The explosion of World War One, and the impact of the Russian Revolution, both invigorated discredited the radicalism of the Left, just as the French Revolution had done to the Whigs a century before. David Lloyd George, the radical of 1906, was kept in power by Tory support to maintain the status quo. This he did with aplomb, handing out titles like confetti to his friends and donors, and failing in his promise to deliver a land fit for heroes.
The interwar years were dominated by conservative governments, determined that the red menace would not succeed in Britain, and Labour failed to establish a clear mandate to rule. The nine day General Strike in 1926 and the forged Zinoviev letter appalled the middle classes, so vital to revolution in the 1640s and the Liberal reformers of 1906. Even Ramsay Macdonald – the first Labour Prime Minister – deserted his radicalism in the face of the Great Depression, remaining in power only with Tory support and imposing crushing austerity.
War, as Trotsky said, is the locomotive of history. By 1945, two world wars had transformed British society. The post-war Labour government led by Clement Atlee was one of the most radical in our history, establishing a political consensus that would last thirty years. A massive rebuilding programme, the NHS, and nationalisation of essential services; all defined the social change that continued in the white heat of technology until the end of the 1960s.
Like Benjamin Disraeli a century before, Margaret Thatcher was a radical reformer more in the tradition of John Lillburne or even Atlee. First, she challenged Disraeli’s concept of One Nation Conservatism, then the established social consensus was ripped apart by her governments of the 1980s and 90s. In opposition to that change was the potential new Labour leader Jeremy Corbyn. His vision of Social Democracy, that seems so radical to some today, was the post-war consensus that Thatcher destroyed.
Still the pendulum swings and History rhymes if it does not repeat. Tony Blair’s New Labour accepted the Thatcherite vision of society, just as Macmillan’s Conservatives adhered to the post-war consensus. The financial crisis of the 1630s and 40s gave birth to the idea of radical reform in society; the financial crisis since 2008 has seen the rise of their successors in British politics. The SNP, The Green Party, and the enthusiasm in the Labour membership (if not the Parliamentary Party) for Jeremy Corbyn’s ideas, even UKIP; all point to a periodic radical shift in British politics that has happened every thirty years or so since the English Civil War.

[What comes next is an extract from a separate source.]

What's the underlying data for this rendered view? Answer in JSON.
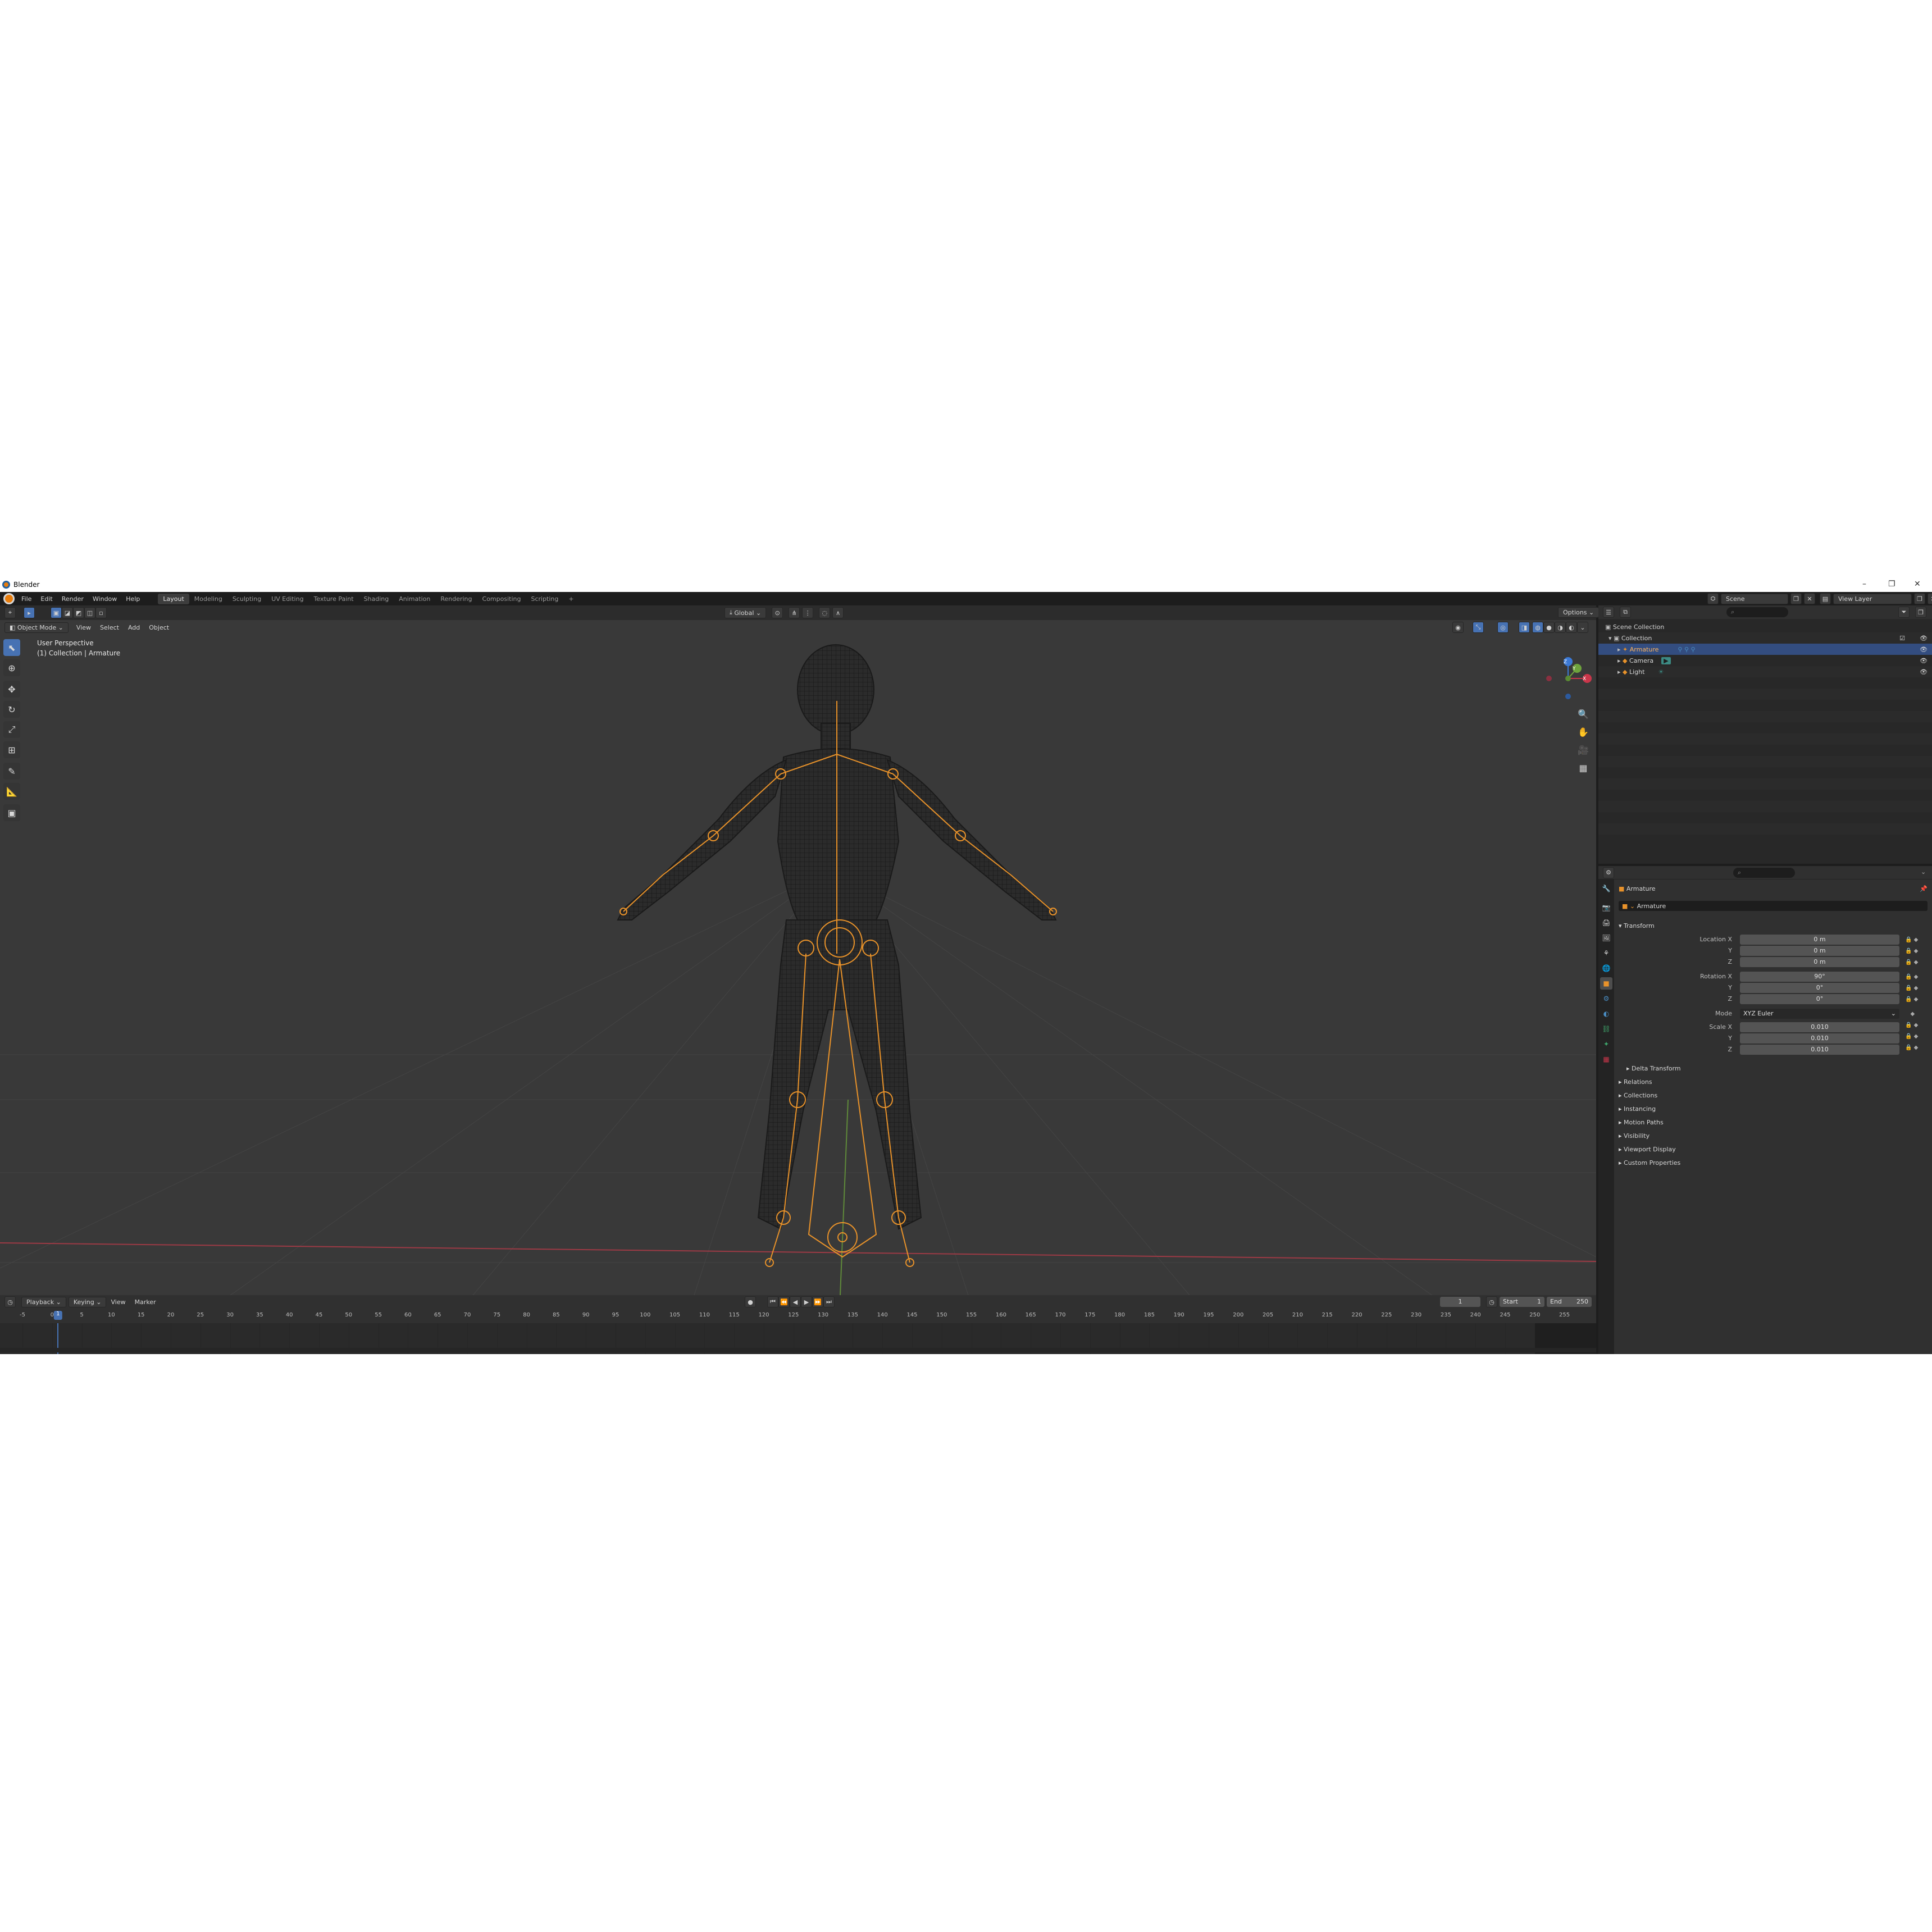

Jemahl Evans is the author of The Last Roundhead published by Holland House Books. He started writing The Last Roundhead in 2013 and early revisions won awards on the British Arts Council site YouWriteOn and Harper Collins Authonomy. The novel was released in August 2015 and nominated as one of Netgalley’s top ten UK books of the month. His interest in the English Civil War was sparked as a child after reading Simon by Rosemary Sutcliff, which is probably why his sympathies lie with Parliament! You can follow him on Twitter @Temulkar
Review from The Historical Novel Society